===== Data supplied =====

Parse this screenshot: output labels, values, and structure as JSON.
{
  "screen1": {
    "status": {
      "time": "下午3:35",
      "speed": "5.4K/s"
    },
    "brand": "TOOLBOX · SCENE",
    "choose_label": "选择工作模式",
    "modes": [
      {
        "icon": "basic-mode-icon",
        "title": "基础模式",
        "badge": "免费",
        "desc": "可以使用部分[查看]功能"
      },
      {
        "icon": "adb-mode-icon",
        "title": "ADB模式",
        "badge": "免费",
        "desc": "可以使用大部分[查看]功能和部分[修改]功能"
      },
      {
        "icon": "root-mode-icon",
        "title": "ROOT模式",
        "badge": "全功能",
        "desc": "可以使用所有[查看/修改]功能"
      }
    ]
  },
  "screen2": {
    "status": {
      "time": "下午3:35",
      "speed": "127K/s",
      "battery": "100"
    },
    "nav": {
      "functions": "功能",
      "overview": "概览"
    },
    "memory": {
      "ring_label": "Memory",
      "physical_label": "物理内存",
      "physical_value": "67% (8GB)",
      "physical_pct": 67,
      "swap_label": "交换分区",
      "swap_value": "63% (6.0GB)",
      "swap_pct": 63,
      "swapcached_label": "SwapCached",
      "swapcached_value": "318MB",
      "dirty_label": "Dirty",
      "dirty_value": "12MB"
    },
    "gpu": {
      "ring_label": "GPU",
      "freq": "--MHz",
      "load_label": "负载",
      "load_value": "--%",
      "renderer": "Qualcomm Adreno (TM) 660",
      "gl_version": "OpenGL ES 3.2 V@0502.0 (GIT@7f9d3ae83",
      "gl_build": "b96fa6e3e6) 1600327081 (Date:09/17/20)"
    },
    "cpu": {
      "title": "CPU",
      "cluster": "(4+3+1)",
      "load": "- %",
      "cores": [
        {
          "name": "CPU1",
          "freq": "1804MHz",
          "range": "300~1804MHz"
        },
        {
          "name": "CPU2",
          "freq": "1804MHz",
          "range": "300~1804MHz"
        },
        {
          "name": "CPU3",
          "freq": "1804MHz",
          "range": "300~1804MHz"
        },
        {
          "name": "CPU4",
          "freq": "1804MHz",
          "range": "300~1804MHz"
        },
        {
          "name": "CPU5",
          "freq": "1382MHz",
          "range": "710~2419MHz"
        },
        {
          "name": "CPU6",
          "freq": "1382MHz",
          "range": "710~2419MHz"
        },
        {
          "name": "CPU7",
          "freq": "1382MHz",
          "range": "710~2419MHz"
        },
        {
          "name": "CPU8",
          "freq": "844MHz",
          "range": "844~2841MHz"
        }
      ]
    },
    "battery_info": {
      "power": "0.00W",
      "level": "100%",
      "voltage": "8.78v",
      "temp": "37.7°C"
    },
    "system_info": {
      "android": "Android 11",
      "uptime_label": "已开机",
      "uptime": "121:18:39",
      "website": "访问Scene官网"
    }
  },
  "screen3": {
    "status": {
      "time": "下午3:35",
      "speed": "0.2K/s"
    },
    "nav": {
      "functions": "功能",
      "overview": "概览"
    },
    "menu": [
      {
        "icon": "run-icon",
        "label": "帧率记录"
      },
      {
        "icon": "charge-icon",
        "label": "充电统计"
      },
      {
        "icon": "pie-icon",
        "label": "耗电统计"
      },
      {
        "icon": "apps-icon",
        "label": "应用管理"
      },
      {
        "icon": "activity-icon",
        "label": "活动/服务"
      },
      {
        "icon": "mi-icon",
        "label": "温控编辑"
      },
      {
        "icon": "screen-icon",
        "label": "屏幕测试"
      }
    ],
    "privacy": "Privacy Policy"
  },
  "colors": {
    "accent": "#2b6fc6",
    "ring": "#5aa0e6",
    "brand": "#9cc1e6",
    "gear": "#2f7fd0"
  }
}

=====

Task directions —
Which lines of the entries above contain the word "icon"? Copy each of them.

Result below —
        "icon": "basic-mode-icon",
        "icon": "adb-mode-icon",
        "icon": "root-mode-icon",
        "icon": "run-icon",
        "icon": "charge-icon",
        "icon": "pie-icon",
        "icon": "apps-icon",
        "icon": "activity-icon",
        "icon": "mi-icon",
        "icon": "screen-icon",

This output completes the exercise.